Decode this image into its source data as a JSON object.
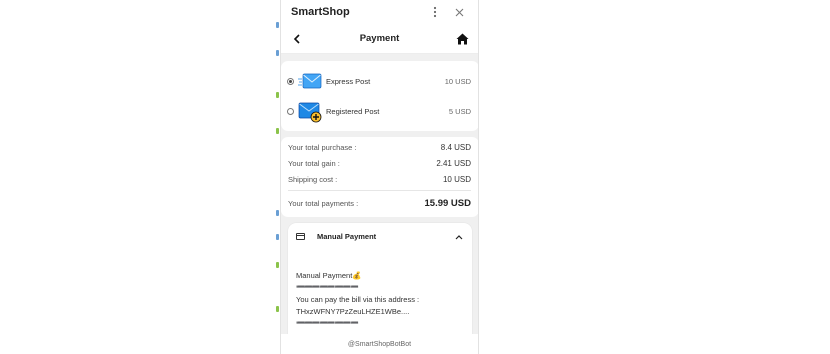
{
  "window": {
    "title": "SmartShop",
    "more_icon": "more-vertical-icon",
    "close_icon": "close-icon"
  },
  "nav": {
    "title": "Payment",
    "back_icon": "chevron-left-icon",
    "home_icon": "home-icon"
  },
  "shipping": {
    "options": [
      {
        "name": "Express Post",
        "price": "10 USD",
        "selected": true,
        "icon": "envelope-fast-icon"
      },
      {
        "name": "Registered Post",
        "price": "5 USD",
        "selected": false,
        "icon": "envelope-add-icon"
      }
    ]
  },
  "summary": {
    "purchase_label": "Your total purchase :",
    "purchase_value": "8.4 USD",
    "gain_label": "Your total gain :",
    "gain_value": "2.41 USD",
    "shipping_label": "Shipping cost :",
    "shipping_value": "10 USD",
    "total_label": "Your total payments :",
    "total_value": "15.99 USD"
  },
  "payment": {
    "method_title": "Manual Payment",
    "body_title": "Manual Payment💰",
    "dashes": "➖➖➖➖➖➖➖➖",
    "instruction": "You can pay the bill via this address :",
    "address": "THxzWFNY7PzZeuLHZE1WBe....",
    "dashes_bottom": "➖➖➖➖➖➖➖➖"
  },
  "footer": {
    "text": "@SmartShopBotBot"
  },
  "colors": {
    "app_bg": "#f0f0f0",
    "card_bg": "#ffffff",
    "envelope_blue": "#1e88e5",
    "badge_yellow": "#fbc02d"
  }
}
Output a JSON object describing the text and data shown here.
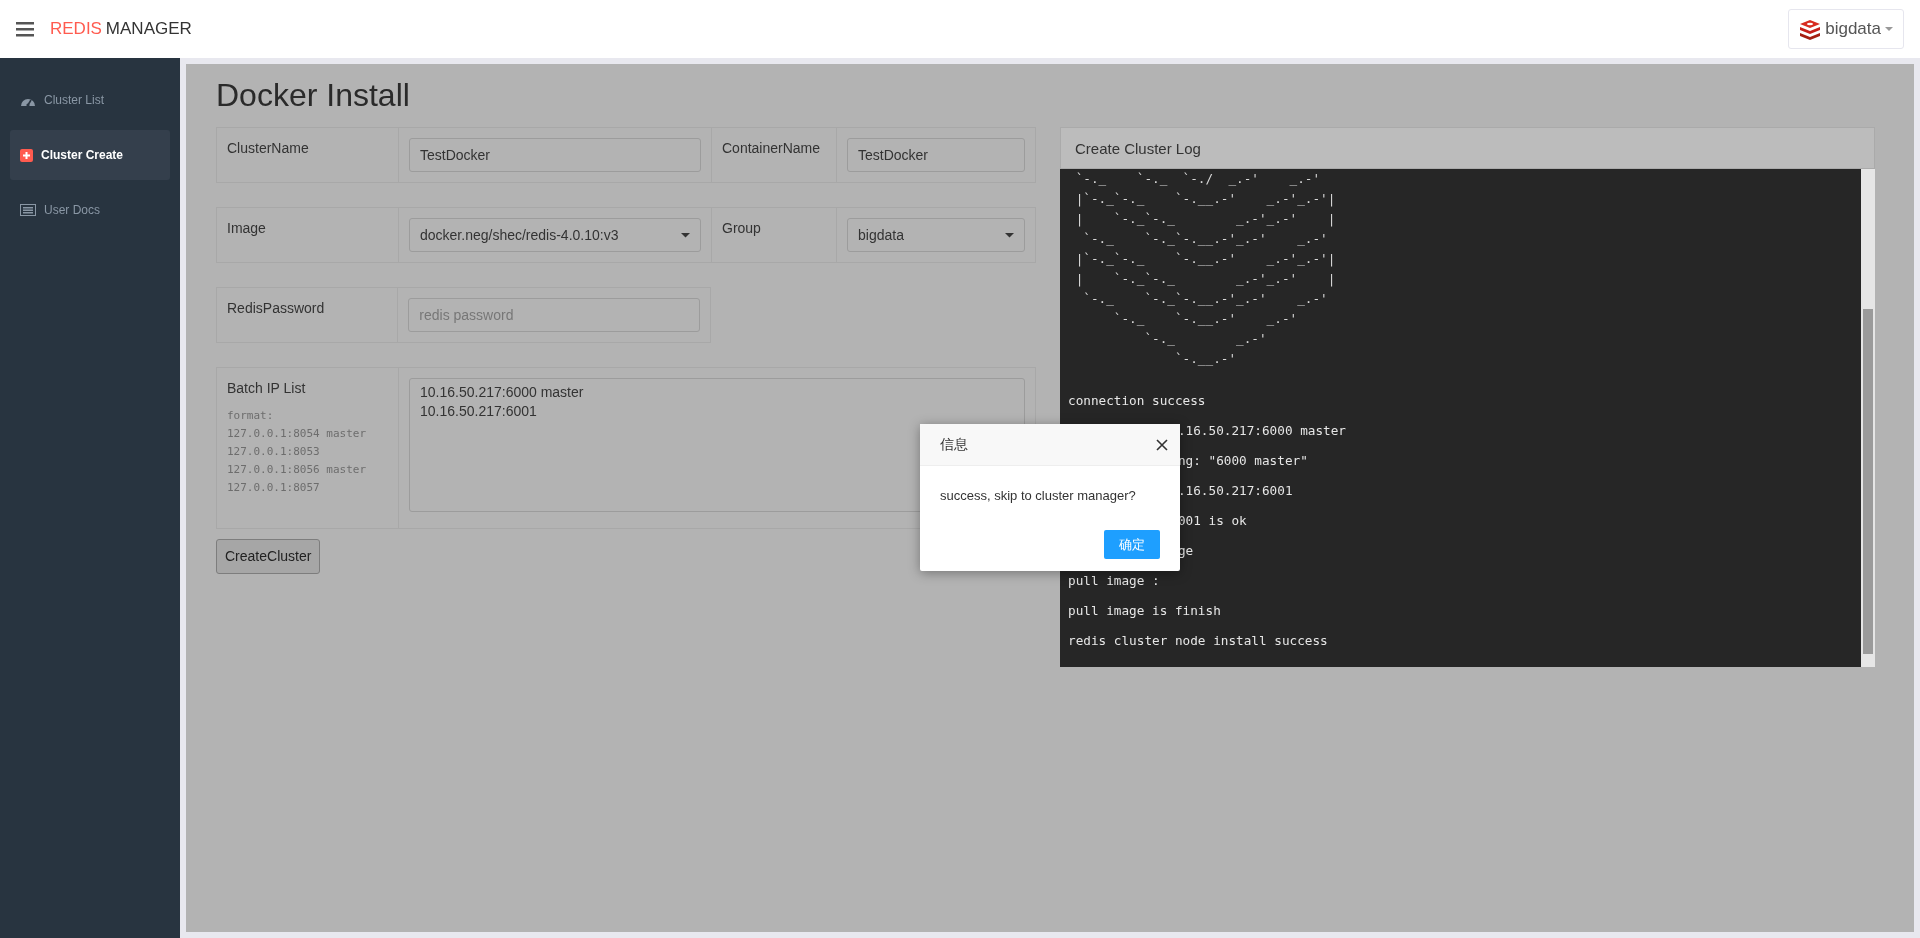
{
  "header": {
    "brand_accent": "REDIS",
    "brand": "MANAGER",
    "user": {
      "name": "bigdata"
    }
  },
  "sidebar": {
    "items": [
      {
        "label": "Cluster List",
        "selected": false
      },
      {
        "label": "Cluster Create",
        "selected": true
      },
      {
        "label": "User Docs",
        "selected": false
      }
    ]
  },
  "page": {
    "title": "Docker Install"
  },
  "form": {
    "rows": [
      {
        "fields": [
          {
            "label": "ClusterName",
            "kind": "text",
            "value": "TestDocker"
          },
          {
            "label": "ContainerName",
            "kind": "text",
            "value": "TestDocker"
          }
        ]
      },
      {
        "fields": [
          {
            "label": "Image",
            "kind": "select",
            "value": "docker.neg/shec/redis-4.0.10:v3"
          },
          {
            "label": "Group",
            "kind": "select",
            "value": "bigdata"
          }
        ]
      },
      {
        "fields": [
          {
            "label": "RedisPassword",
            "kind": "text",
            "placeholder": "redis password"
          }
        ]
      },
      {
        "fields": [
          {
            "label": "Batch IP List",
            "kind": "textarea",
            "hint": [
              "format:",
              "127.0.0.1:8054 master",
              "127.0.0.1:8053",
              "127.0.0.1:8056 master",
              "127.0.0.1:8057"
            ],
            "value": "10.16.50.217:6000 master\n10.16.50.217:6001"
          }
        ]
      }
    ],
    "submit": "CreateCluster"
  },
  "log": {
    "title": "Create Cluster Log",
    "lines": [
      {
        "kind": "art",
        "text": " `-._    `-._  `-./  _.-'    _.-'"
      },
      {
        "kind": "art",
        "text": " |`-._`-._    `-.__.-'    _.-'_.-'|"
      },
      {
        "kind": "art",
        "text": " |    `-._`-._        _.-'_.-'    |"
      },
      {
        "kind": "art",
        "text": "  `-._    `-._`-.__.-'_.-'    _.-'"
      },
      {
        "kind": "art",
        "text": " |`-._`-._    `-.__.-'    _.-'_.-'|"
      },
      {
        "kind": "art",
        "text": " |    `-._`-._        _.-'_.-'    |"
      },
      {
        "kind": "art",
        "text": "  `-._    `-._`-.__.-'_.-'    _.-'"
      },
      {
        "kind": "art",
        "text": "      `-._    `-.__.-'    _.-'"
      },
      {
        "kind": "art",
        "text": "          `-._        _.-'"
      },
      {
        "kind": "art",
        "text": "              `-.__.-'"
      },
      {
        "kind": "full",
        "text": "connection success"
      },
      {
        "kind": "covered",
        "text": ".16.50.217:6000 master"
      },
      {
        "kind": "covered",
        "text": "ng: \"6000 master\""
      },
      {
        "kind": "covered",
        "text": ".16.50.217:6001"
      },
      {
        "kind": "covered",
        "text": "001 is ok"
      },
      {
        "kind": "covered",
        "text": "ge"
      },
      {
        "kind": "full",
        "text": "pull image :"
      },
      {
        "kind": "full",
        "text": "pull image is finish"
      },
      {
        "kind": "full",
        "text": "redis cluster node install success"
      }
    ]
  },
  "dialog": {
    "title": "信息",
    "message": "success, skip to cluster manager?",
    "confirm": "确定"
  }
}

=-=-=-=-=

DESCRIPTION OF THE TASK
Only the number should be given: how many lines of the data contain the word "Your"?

TASK RESPONSE
3